Hughes, K., Gardner, A. & McArdle, J. (2011). Audit of factors associated with the intactness of central venous catheter exit site dressings for northern Australian haemodialysis patients. Renal Society of Australasia Journal,7(3), 108-114. Retrieved from https://search.proquest.com/docview/1220468251?accountid=8194
Background: For people receiving haemodialysis (HD) via a central venous catheter (CVC), a secure dressing is essential to protect the exit site from infection and to stabilise the catheter. A literature review identified the lack of evidence to support the use of any one dressing type in a tropical setting. Renal nurses rely on clinical experience to select the dressing most suitable for the humid conditions in which renal out-patients often live and work.
Aim: To determine the percentage of opaque dressings currently used for CVC exit sites that remained intact between dialysis episodes, and to explore whether altered dressing integrity is associated with specific demographic or clinical characteristics.
Method: A prospective, observational design was used to audit the CVC exit sites of 34 patients at each dialysis presentation over a four-week period. Information about intactness of dressings in relationship to position and type of catheter and assessment of exit sites was collected. Demographics included age, home town and ethnicity.
Results: Of 273 presentations, 107 (39.2%) did not have a fully intact dressing.
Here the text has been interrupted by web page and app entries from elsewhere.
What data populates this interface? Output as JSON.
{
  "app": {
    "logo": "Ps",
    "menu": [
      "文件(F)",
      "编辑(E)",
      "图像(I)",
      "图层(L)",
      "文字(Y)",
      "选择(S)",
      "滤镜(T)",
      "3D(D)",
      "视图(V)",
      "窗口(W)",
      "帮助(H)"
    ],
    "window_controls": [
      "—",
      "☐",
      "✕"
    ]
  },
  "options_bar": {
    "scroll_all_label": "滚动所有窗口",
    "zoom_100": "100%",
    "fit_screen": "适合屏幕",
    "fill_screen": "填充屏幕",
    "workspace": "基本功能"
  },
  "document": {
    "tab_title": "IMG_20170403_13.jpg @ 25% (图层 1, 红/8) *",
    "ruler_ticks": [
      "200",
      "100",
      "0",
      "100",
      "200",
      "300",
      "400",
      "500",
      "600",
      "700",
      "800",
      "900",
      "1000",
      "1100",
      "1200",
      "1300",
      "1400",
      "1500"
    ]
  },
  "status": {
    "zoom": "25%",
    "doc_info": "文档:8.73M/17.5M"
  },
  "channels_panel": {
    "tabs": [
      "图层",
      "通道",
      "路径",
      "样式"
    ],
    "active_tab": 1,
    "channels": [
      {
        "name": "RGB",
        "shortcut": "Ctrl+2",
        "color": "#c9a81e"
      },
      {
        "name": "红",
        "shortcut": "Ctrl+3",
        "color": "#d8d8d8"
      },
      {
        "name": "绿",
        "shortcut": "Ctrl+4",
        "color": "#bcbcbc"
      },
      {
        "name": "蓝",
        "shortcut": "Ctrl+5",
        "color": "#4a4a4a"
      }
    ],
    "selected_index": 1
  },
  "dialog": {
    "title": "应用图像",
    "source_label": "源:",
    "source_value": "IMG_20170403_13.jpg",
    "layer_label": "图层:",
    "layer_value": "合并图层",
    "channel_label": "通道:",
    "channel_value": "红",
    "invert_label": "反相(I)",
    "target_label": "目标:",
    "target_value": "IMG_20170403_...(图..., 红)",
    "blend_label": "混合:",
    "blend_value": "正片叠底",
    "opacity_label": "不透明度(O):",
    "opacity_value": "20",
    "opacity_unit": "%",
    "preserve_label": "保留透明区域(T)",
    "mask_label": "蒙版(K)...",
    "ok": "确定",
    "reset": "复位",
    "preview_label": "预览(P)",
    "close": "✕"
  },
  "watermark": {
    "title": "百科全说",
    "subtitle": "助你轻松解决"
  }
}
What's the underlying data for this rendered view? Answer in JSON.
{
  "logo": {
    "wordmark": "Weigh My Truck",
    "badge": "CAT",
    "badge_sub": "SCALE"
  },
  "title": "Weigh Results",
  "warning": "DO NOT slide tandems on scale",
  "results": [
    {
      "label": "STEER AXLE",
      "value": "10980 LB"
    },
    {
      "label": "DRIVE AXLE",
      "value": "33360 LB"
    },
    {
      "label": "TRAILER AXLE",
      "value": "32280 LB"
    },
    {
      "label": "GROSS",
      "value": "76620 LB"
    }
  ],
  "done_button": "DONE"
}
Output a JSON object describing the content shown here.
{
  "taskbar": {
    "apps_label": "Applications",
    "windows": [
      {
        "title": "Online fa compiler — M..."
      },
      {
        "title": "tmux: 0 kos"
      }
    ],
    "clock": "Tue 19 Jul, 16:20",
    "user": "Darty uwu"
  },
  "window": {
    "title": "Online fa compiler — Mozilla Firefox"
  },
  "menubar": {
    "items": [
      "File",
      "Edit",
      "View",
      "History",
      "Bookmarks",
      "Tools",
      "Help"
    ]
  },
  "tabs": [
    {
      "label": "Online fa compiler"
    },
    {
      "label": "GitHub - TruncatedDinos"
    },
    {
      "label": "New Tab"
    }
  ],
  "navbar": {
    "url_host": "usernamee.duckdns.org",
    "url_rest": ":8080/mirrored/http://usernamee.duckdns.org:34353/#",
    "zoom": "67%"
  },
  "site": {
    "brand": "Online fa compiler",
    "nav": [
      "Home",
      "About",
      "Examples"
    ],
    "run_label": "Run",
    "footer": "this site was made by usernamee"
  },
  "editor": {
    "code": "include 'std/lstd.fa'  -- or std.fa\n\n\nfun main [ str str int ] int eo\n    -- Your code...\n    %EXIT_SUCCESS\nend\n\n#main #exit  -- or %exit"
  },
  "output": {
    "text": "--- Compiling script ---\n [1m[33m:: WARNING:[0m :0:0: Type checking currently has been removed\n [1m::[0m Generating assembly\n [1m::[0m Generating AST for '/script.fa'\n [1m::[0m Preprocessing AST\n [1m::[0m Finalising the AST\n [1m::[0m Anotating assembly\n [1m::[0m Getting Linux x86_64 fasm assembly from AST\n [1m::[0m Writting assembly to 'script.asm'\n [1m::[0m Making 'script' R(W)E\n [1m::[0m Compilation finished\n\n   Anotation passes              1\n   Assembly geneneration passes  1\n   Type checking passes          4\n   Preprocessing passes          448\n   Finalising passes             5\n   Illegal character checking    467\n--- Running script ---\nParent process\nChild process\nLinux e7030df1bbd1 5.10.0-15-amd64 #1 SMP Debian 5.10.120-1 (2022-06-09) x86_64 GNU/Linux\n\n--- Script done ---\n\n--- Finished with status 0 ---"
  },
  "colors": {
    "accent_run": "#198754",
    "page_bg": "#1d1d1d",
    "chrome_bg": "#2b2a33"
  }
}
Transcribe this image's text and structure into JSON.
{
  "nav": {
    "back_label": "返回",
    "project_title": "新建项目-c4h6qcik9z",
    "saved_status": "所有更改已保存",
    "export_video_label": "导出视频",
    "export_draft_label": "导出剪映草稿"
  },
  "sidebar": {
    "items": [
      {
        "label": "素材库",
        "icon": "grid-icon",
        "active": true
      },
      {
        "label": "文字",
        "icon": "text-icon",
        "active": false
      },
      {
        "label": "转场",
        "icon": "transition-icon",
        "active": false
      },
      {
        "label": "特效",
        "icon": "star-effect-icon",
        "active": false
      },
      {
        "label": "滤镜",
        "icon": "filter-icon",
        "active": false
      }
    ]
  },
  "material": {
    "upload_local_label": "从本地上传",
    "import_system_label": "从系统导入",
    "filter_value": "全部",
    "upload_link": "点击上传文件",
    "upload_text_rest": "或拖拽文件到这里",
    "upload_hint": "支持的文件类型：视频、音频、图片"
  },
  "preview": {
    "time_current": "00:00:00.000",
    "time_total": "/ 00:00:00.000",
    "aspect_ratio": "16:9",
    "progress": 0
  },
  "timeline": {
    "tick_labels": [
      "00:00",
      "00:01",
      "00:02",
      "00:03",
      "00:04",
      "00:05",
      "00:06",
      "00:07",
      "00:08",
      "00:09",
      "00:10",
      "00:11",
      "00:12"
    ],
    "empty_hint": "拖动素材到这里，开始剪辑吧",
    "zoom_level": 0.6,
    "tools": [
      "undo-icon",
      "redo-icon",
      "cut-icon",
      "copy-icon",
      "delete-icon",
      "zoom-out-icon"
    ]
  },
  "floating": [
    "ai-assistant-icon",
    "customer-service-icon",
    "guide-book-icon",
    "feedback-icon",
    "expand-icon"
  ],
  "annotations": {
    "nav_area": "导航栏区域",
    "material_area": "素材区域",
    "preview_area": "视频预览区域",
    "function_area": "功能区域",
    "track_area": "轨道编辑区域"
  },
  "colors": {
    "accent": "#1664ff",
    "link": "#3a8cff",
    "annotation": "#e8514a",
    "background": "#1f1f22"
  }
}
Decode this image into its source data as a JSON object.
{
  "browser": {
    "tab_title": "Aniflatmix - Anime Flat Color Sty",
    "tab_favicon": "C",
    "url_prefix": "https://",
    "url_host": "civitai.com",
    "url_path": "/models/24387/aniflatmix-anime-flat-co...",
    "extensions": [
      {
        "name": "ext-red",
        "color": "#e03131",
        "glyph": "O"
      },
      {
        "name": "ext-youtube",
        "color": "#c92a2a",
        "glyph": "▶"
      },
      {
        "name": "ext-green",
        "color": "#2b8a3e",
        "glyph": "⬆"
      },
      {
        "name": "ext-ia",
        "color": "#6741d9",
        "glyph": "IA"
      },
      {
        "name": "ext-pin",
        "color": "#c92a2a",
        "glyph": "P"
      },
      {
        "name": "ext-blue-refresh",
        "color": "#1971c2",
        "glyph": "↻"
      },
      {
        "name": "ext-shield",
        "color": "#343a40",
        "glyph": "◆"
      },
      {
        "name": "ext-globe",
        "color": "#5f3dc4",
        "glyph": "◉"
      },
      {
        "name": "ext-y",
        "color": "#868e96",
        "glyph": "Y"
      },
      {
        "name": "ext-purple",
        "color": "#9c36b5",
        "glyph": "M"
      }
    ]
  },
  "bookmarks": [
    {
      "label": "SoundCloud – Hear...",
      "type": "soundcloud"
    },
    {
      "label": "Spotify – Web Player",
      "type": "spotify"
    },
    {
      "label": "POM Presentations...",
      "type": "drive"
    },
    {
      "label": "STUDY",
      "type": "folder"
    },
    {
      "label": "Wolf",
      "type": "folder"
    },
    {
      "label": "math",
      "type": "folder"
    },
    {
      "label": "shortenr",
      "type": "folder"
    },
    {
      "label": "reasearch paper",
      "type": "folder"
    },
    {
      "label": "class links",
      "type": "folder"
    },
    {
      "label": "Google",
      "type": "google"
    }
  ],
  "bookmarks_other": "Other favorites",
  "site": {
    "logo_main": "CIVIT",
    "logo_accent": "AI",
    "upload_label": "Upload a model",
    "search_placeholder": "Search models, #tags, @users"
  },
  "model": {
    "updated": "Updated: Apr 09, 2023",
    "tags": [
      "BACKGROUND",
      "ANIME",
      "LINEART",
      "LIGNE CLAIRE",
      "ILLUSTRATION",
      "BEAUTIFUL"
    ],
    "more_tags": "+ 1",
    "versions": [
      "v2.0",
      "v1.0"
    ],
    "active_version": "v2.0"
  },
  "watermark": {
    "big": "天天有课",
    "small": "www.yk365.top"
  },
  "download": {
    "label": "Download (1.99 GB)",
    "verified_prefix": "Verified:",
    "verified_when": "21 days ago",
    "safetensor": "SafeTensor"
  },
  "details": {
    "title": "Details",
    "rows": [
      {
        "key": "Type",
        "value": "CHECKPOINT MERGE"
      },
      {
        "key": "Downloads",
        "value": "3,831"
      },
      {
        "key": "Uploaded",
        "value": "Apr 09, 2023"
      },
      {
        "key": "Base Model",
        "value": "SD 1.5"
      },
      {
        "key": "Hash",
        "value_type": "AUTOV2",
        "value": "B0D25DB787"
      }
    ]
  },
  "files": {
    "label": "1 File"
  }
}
Non-intact dressings were associated with: position of catheter; presence of sutures; having a wet dressing; and permanent residence greater than 150 kilometres from the dialysis centre. During the four-week audit, five patients developed significant new exit site infections.
Conclusion: The high number of non-intact dressings indicates that further review of clinical practices and dressings used in the tropics is warranted. These findings have informed the design for a randomised controlled trial to compare dressing types.
School of Nursing, Midwifery & Paramedicine